Holidays!

So, I’m on holiday for six weeks. Usually, the long holidays are fun, with a bit of work thrown in (don’t believe what you read about teachers in the papers!), but as I will only be back in school for four weeks, I won’t be teaching. Ergo, no planning. Hurrah!  So, what are my plans for this long stretch of loveliness?

Well, although my initial plans are to slob around in my pyjamas watching DVD boxsets (I have missed so much pop culture in the last couple of years; I have The WireMad Men and Downton Abbey to watch), I do think I should use this time wisely. After all, this time next year I’ll have a small child to look after. I won’t get the same opportunities to lounge around, reading and eating biscuits at will. It’ll be all feeding and naptime. Which I’m sure* will be a different kind of fun in itself.

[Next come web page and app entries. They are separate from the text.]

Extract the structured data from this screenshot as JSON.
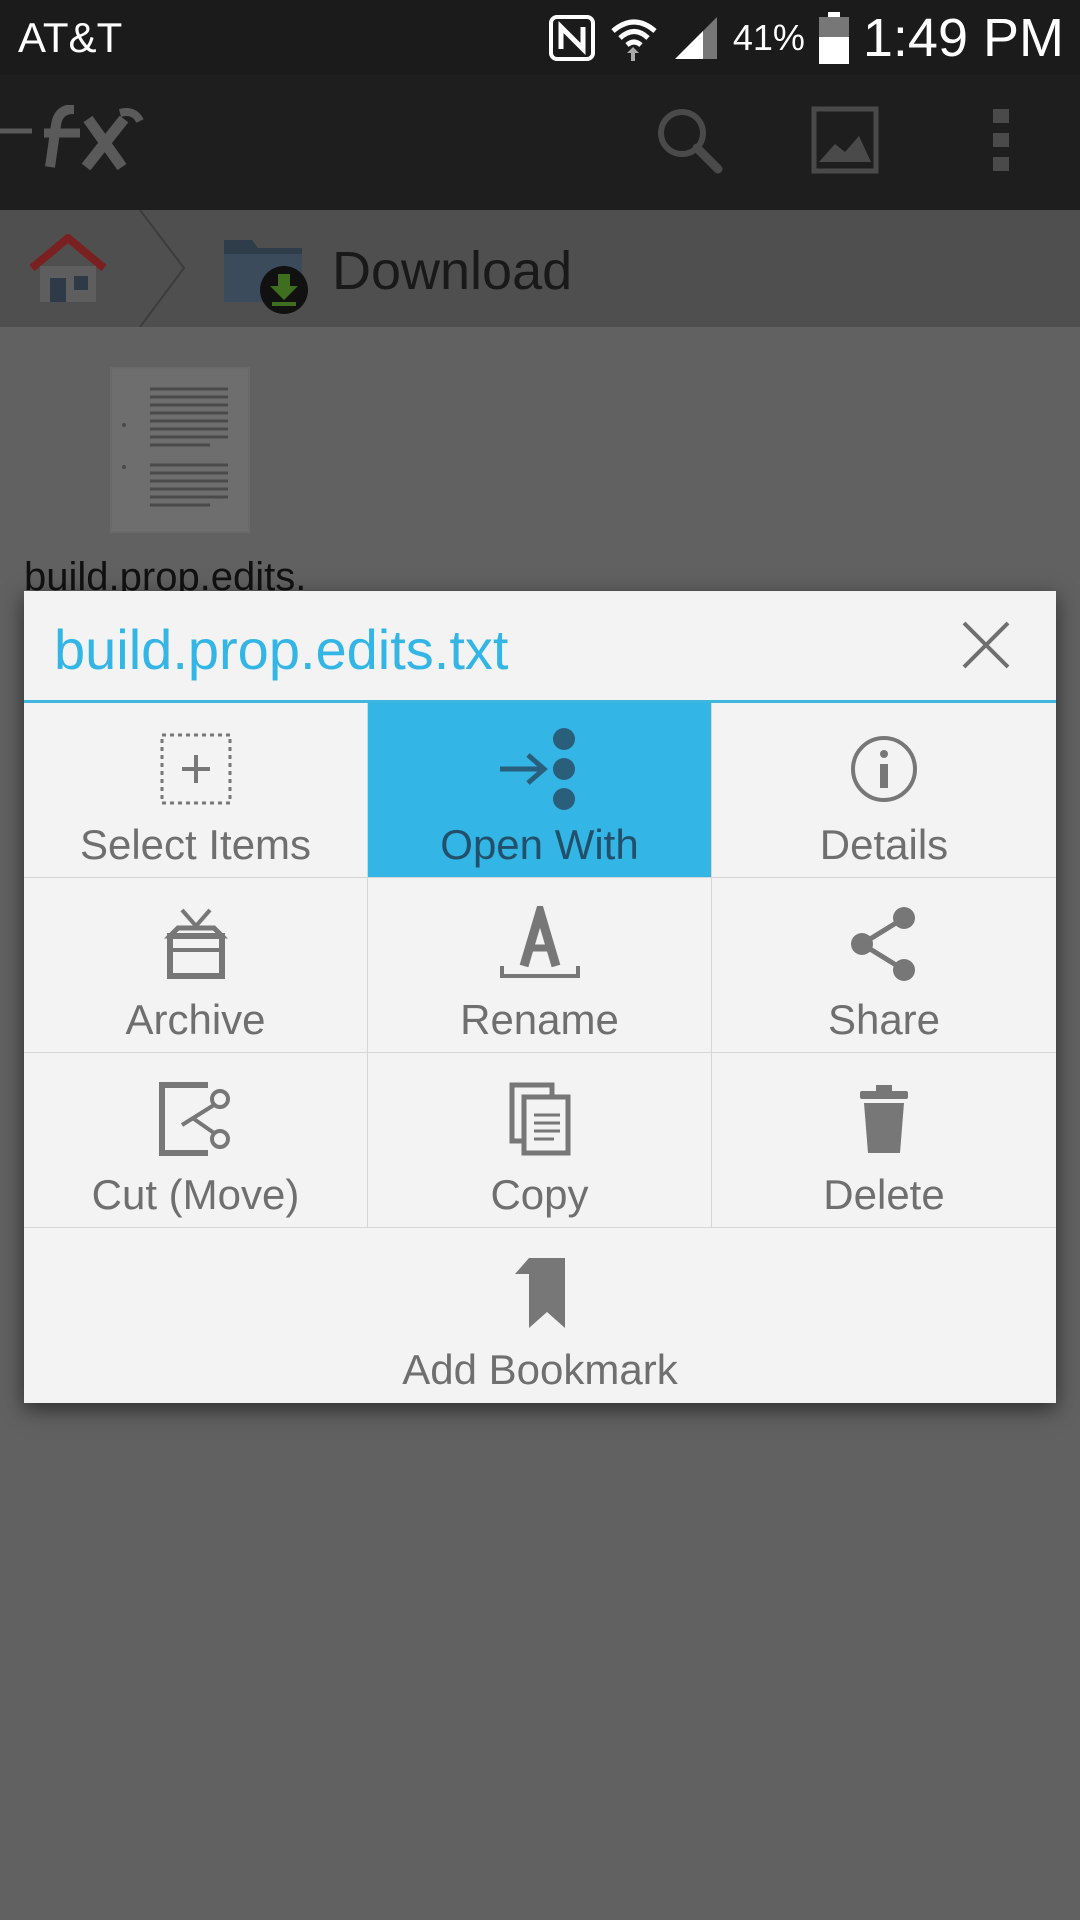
{
  "status_bar": {
    "carrier": "AT&T",
    "battery_percent": "41%",
    "time": "1:49 PM",
    "icons": [
      "nfc-icon",
      "wifi-icon",
      "signal-icon",
      "battery-icon"
    ]
  },
  "app_bar": {
    "icons": [
      "fx-logo-icon",
      "search-icon",
      "gallery-icon",
      "overflow-menu-icon"
    ]
  },
  "breadcrumb": {
    "current_folder": "Download"
  },
  "file_list": {
    "items": [
      {
        "name": "build.prop.edits."
      }
    ]
  },
  "dialog": {
    "title": "build.prop.edits.txt",
    "accent_color": "#33b5e5",
    "actions": [
      {
        "label": "Select Items",
        "icon": "select-items-icon"
      },
      {
        "label": "Open With",
        "icon": "open-with-icon",
        "selected": true
      },
      {
        "label": "Details",
        "icon": "info-icon"
      },
      {
        "label": "Archive",
        "icon": "archive-icon"
      },
      {
        "label": "Rename",
        "icon": "rename-icon"
      },
      {
        "label": "Share",
        "icon": "share-icon"
      },
      {
        "label": "Cut (Move)",
        "icon": "cut-icon"
      },
      {
        "label": "Copy",
        "icon": "copy-icon"
      },
      {
        "label": "Delete",
        "icon": "trash-icon"
      },
      {
        "label": "Add Bookmark",
        "icon": "bookmark-icon"
      }
    ]
  }
}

Anyway, I reckon when setting goals and targets, you should really make something that’s a) easy to achieve and b) enjoyable. No point putting pressure on yourself unnecessarily. These are not groundbreaking, nor will they change the world, but they are simple!

1) I am going to wash my makeup brushes. They are horrid and I’m probably wise not to think about what’s on them. I will also, finally, purchase a kabuki brush. I will also chuck out any makeup that’s past its best. Ugh.

2) I will not complain about the weather. If it’s sunny, I’ll go for a walk or sit in the garden. If it’s raining, I’ll stay inside and do something productive or fun.

3) I will blog loads. I’ve got quite attached to my blog (even if people don’t read it, I enjoy writing it!)

4) Stay positive, especially with the house move. No need to dwell and get upset about something that is stressful anyway.

5) Knit the things on my list from a few weeks ago.

6) Get some new music on my iPod. I get bored easily!

7) Sort out the photos for Ladies in Monochrome. It’s a massive undertaking and the blog itself will be a year old in a couple of weeks. So a few hours in front of a hot scanner won’t be too arduous in the long-term.

8) Finally get round to reading the rest of the Hunger Games trilogy! I’ve been putting it off for months, but now’s the time I bite the bullet!

Do you have anything you want achieve before September?

 

*I’m not entirely sure that this is an accurate statement